Rafael Masoni


#Tech #Business

Remember when Instagram was a nice little app that let you take pictures and apply retro-style filters to share with friends? For a while, even after being acquired by Facebook in 2012, it was not much more than that. Then they had to turn it into a monstrous money-printing machine.

Today’s Instagram has single photos, carousels, ephemeral videos (Stories), livestreams, multiple content types with Reels and IGTV, and even an in-app messenger (that curiously is not Facebook Messenger).

Many other apps followed a similar path of feature creep, corrupting their original vision and complying with this corporate “fear of missing out” — in this case, “fear of failing to offer feature-parity with the big ones, upsetting our shareholders and going bankrupt”.

I feel the industry is in a downward spiral, setting its bar lower with each software release. This is sad in and of itself, but gets worse when it discourages and pressures small developers. Will there ever be another Tweetie or Sparrow that doesn’t get swallowed by big corp?


This rant isn’t directed at anyone in particular, as its very existence is only due to the fact that I have faced this situation more than one would ever want.

Here’s the typical story:

  1. You have a startup and you need a freelancer to get some things done — a landing page, a mobile app, tests for your API, copy for your new homepage etc.

  2. You search for people on various sites and filter through a bunch that you deem apt to do the job, and contact them (often with urgency).

  3. A few of these promptly answer you and you engage in a conversation about the project and what they can actually do for you.

Maybe one will have a preliminary version or presentation of the work in a couple hours or the next day. Either way, this is my piece of advice: get the fuck back to them.

We see articles ever so often about how designers, developers, writers and other creatives should never let their clients waiting or unanswered. I’m certain this rule should also extend to bosses and contractors.

Screenshot of a busy colorful calendar

Above: Your startup CEO calendar. A couple more purples and we get a nice chain combo!

I know that running a company isn’t easy and that your calendar looks like widescreen Tetris, but you have to realize that these professionals should also be included in your schedule.
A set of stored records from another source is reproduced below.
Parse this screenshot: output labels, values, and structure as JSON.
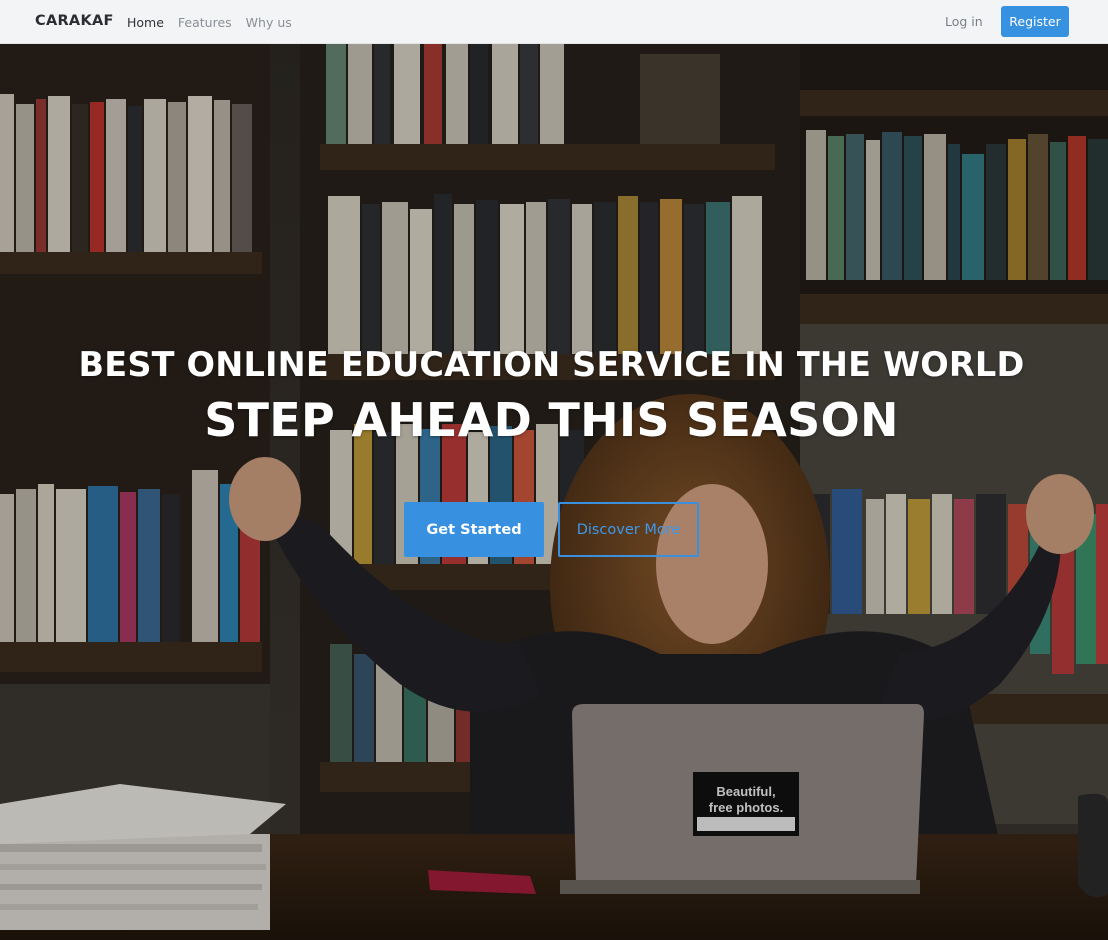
{
  "nav": {
    "brand": "CARAKAF",
    "links": [
      {
        "label": "Home",
        "active": true
      },
      {
        "label": "Features",
        "active": false
      },
      {
        "label": "Why us",
        "active": false
      }
    ],
    "login_label": "Log in",
    "register_label": "Register"
  },
  "hero": {
    "headline": "BEST ONLINE EDUCATION SERVICE IN THE WORLD",
    "subheadline": "STEP AHEAD THIS SEASON",
    "primary_cta": "Get Started",
    "secondary_cta": "Discover More",
    "laptop_sticker": [
      "Beautiful,",
      "free photos."
    ],
    "background_description_icon": "photo-background"
  },
  "colors": {
    "accent": "#3691e0",
    "navbar_bg": "#f3f4f6",
    "brand_text": "#2b2d31",
    "hero_text": "#ffffff"
  }
}
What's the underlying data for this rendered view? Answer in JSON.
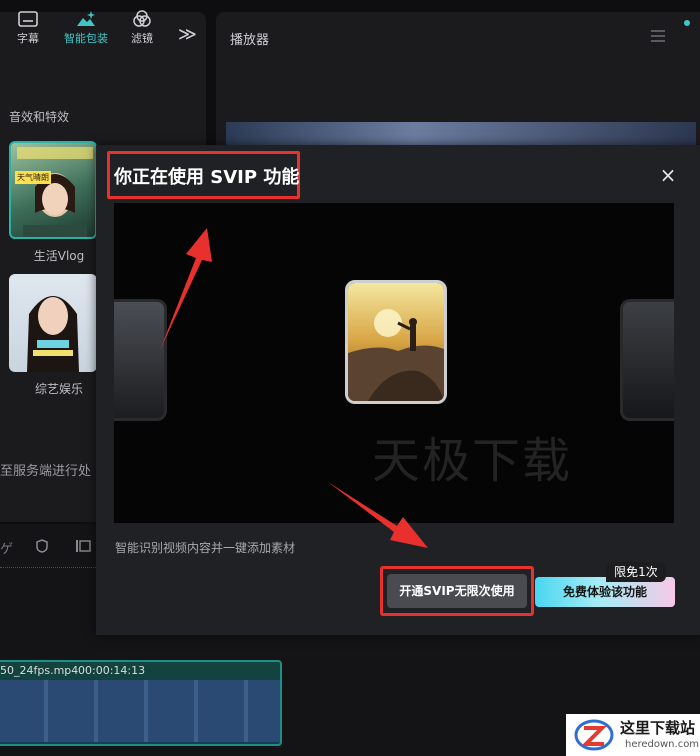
{
  "left_panel": {
    "tabs": [
      {
        "label": "字幕",
        "icon": "subtitle-icon"
      },
      {
        "label": "智能包装",
        "icon": "smart-pack-icon"
      },
      {
        "label": "滤镜",
        "icon": "filter-icon"
      }
    ],
    "more_icon": "double-chevron-right-icon",
    "section_title": "音效和特效",
    "templates": [
      {
        "label": "生活Vlog",
        "overlay_text": "天气晴朗"
      },
      {
        "label": "综艺娱乐"
      }
    ],
    "status_text": "至服务端进行处"
  },
  "player": {
    "title": "播放器",
    "menu_icon": "hamburger-menu-icon"
  },
  "timeline": {
    "clip_name": "50_24fps.mp4",
    "clip_duration": "00:00:14:13"
  },
  "modal": {
    "title": "你正在使用 SVIP 功能",
    "close_symbol": "×",
    "description": "智能识别视频内容并一键添加素材",
    "watermark": "天极下载",
    "vip_button_label": "开通SVIP无限次使用",
    "trial_button_label": "免费体验该功能",
    "trial_badge": "限免1次"
  },
  "site_logo": {
    "title": "这里下载站",
    "url": "heredown.com"
  },
  "colors": {
    "accent_teal": "#3ec7c7",
    "annotation_red": "#e8312f",
    "modal_bg": "#202124"
  }
}
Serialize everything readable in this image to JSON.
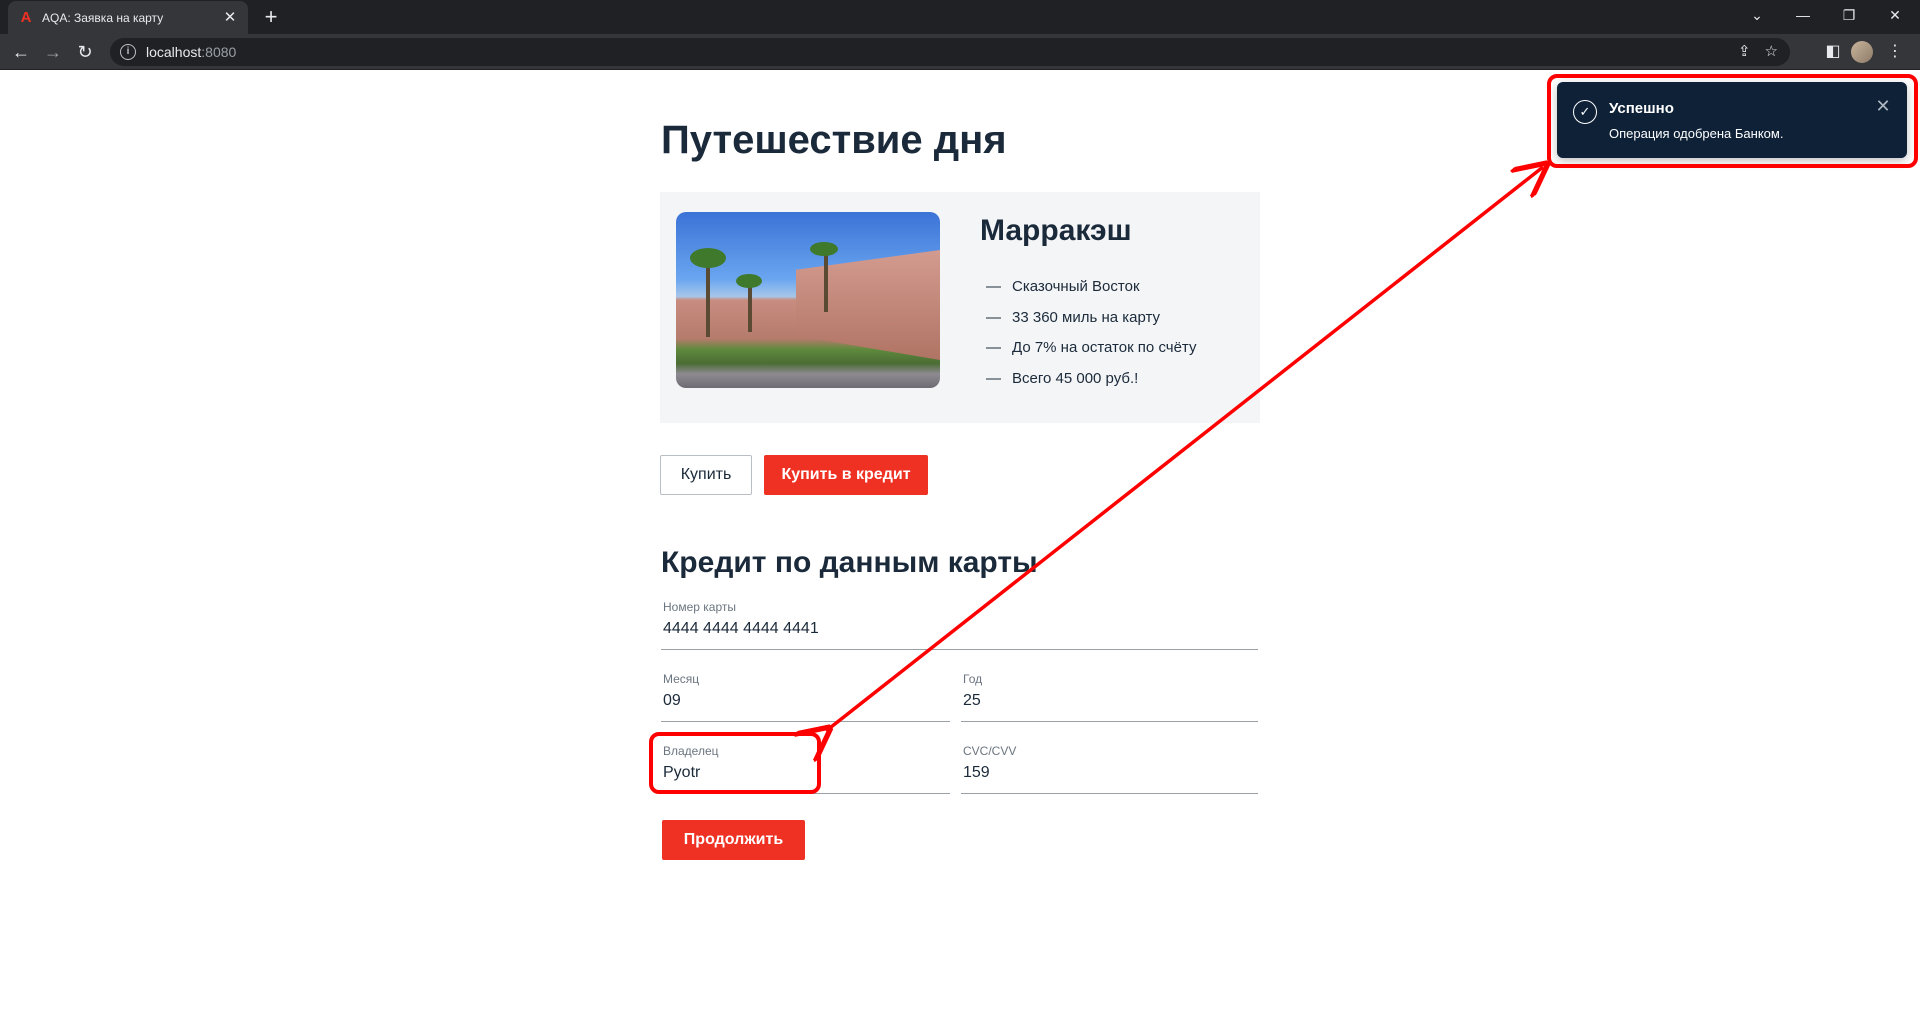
{
  "browser": {
    "tab_title": "AQA: Заявка на карту",
    "favicon": "А",
    "url_host": "localhost",
    "url_port": ":8080"
  },
  "page": {
    "title": "Путешествие дня",
    "offer": {
      "city": "Марракэш",
      "features": [
        "Сказочный Восток",
        "33 360 миль на карту",
        "До 7% на остаток по счёту",
        "Всего 45 000 руб.!"
      ],
      "dash": "—"
    },
    "buy_label": "Купить",
    "buy_credit_label": "Купить в кредит",
    "section_title": "Кредит по данным карты",
    "form": {
      "card_number": {
        "label": "Номер карты",
        "value": "4444 4444 4444 4441"
      },
      "month": {
        "label": "Месяц",
        "value": "09"
      },
      "year": {
        "label": "Год",
        "value": "25"
      },
      "owner": {
        "label": "Владелец",
        "value": "Pyotr"
      },
      "cvc": {
        "label": "CVC/CVV",
        "value": "159"
      },
      "submit_label": "Продолжить"
    }
  },
  "notification": {
    "title": "Успешно",
    "text": "Операция одобрена Банком.",
    "icon": "checkmark-circle-icon"
  },
  "colors": {
    "accent_red": "#ef3124",
    "toast_bg": "#0e2137",
    "annotation_red": "#ff0000"
  }
}
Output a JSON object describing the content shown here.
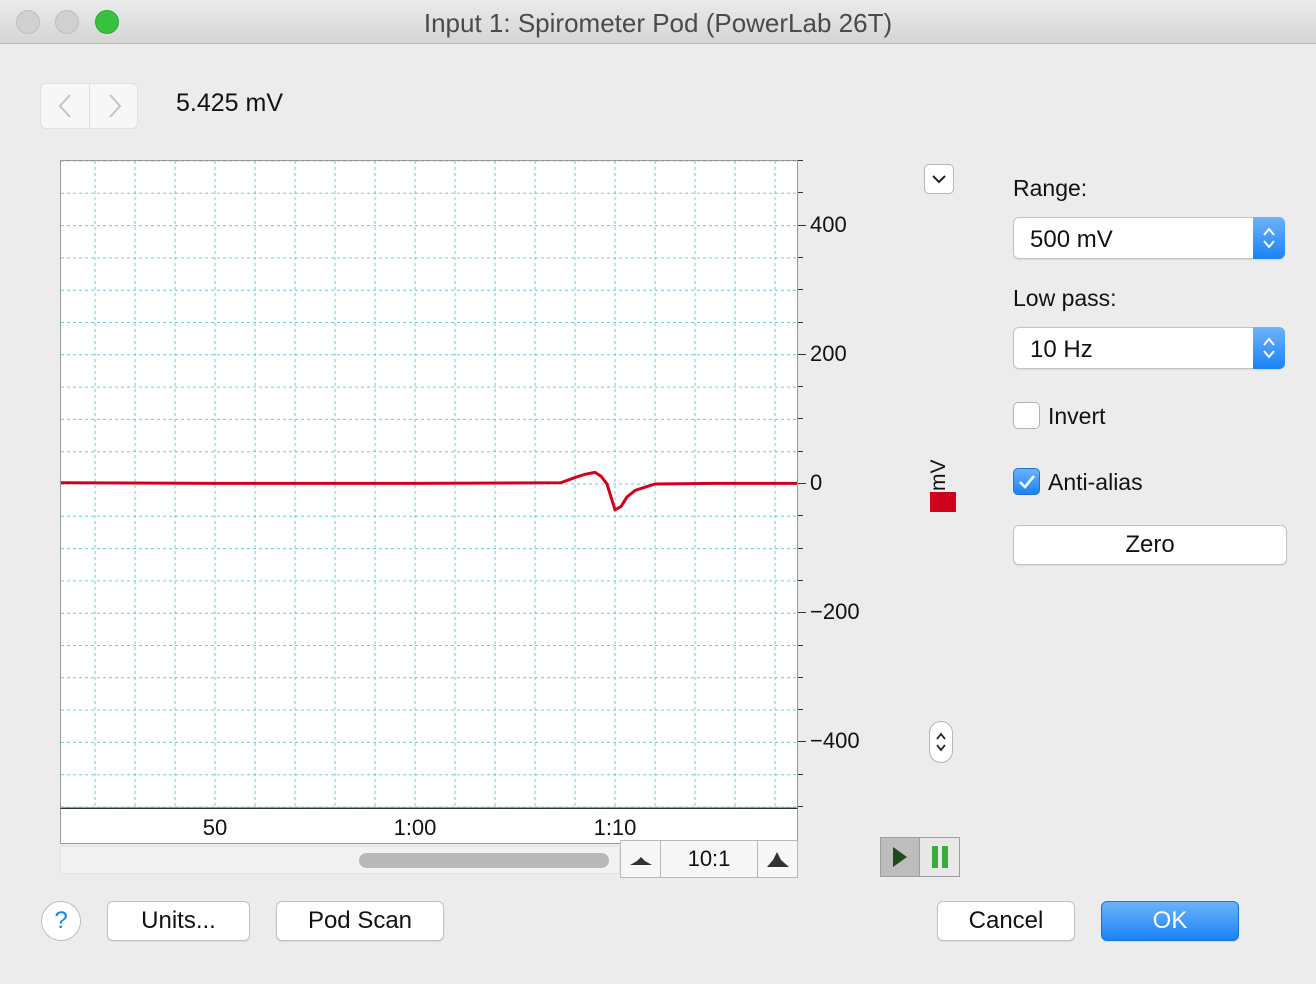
{
  "window": {
    "title": "Input 1: Spirometer Pod (PowerLab 26T)"
  },
  "reading": {
    "value": "5.425 mV"
  },
  "channel": {
    "unit": "mV",
    "color": "#d0021b"
  },
  "zoom": {
    "ratio": "10:1"
  },
  "settings": {
    "range_label": "Range:",
    "range_value": "500 mV",
    "lowpass_label": "Low pass:",
    "lowpass_value": "10 Hz",
    "invert_label": "Invert",
    "invert_checked": false,
    "antialias_label": "Anti-alias",
    "antialias_checked": true,
    "zero_label": "Zero"
  },
  "footer": {
    "help_label": "?",
    "units_label": "Units...",
    "podscan_label": "Pod Scan",
    "cancel_label": "Cancel",
    "ok_label": "OK"
  },
  "chart_data": {
    "type": "line",
    "title": "",
    "xlabel": "",
    "ylabel": "mV",
    "x_tick_labels": [
      "50",
      "1:00",
      "1:10"
    ],
    "x_ticks_seconds": [
      50,
      60,
      70
    ],
    "xlim": [
      42.3,
      79.1
    ],
    "y_tick_labels": [
      "400",
      "200",
      "0",
      "−200",
      "−400"
    ],
    "y_ticks": [
      400,
      200,
      0,
      -200,
      -400
    ],
    "ylim": [
      -500,
      500
    ],
    "grid": true,
    "series": [
      {
        "x": [
          42.3,
          50,
          60,
          67.3,
          68.0,
          68.5,
          69.0,
          69.3,
          69.6,
          69.8,
          70.0,
          70.3,
          70.6,
          71.0,
          71.5,
          72.0,
          75.0,
          79.1
        ],
        "y": [
          2,
          1,
          1,
          2,
          10,
          15,
          18,
          12,
          0,
          -20,
          -40,
          -35,
          -20,
          -10,
          -5,
          0,
          1,
          1
        ]
      }
    ]
  }
}
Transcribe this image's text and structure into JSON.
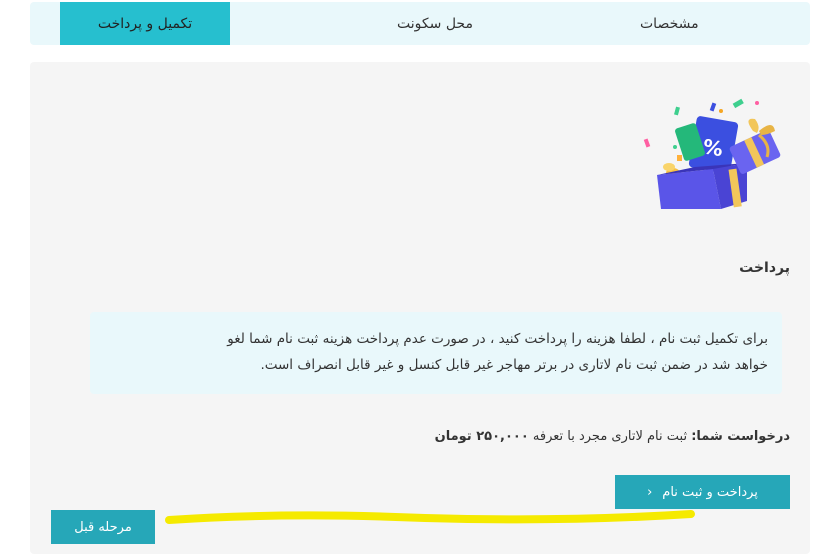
{
  "steps": [
    {
      "label": "مشخصات"
    },
    {
      "label": "محل سکونت"
    },
    {
      "label": "تکمیل و پرداخت"
    }
  ],
  "payment": {
    "title": "پرداخت",
    "notice_line1": "برای تکمیل ثبت نام ، لطفا هزینه را پرداخت کنید ، در صورت عدم پرداخت هزینه ثبت نام شما لغو",
    "notice_line2": "خواهد شد در ضمن ثبت نام لاتاری در برتر مهاجر غیر قابل کنسل و غیر قابل انصراف است.",
    "request_label": "درخواست شما:",
    "request_text": " ثبت نام لاتاری مجرد با تعرفه ",
    "request_price": "۲۵۰,۰۰۰ تومان",
    "pay_button": "پرداخت و ثبت نام",
    "prev_button": "مرحله قبل"
  },
  "colors": {
    "accent": "#26bfcf",
    "button": "#26a7b8",
    "notice_bg": "#e9f8fb",
    "highlight": "#f5ea00"
  },
  "icons": {
    "pay_chevron": "chevron-left-icon",
    "illustration": "gift-box-discount-illustration"
  }
}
Don’t leave people unanswered. They shouldn’t be left wondering if the e-mail has reached you or not. Need more time? Tell them when you’ll be able to have a position on the subject. Keep them informed. Do not assume business is a unilateral relation where only the person getting paid has obligations. You’re giving them money, but they’re giving you value.